How to Become a Better Poker Player

A lot of people think that poker is a game of chance and luck, but the truth is that the game is a very strategic one. It requires a lot of attention and concentration and helps develop your mental skills. It also teaches you to be more observant and to read your opponents’ behavior. It also teaches you to have discipline and control over yourself, to be more critical of the situation, to celebrate your wins and to accept your losses.

Unlike other gambling games, poker is a skill-based game in which the better players win. It is also the only game where your skill can significantly improve your chances of winning over time. This means that if you want to get good at poker, it is important to work on your skill set continuously and stay focused.
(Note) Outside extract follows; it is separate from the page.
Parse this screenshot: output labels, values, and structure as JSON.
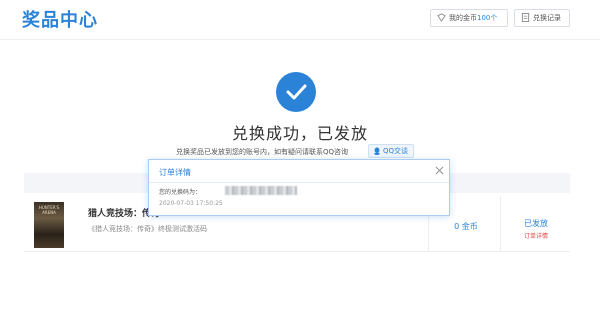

There are many ways to become a better poker player, and one of the most important is learning how to read your opponent’s body language and their betting patterns. By observing your opponents closely, you can determine whether they have a strong hand or are trying to bluff. You can also learn to spot their tells, which are small gestures they make that give away their emotions or their strategy. This will help you make more informed decisions and improve your game.

Another important aspect of poker is knowing how to manage your money. While you can win a lot of money from the game, you should always play within your bankroll and never bet more than you can afford to lose. This will help you avoid making bad decisions that could lead to big losses. It will also teach you to be more disciplined and to make better decisions based on logic rather than emotion.

Finally, poker teaches you to be more patient and to approach life with a more rational mindset. This is a valuable trait that can help you in all areas of your life, from your personal relationships to your career. It is also a great way to exercise your mental arithmetic skills, which can be useful in any number of situations.

While most beginners struggle to break even, the gap between break-even beginner players and professional poker players isn’t as wide as you might expect. This is largely due to the fact that the best poker players learn how to view the game in a more cold, detached, and mathematical manner than others do, and this can eventually transform them into big winners. In addition, they learn how to remain incredibly patient and disciplined, which can allow them to overcome the cognitive limitations that typically hold back other players.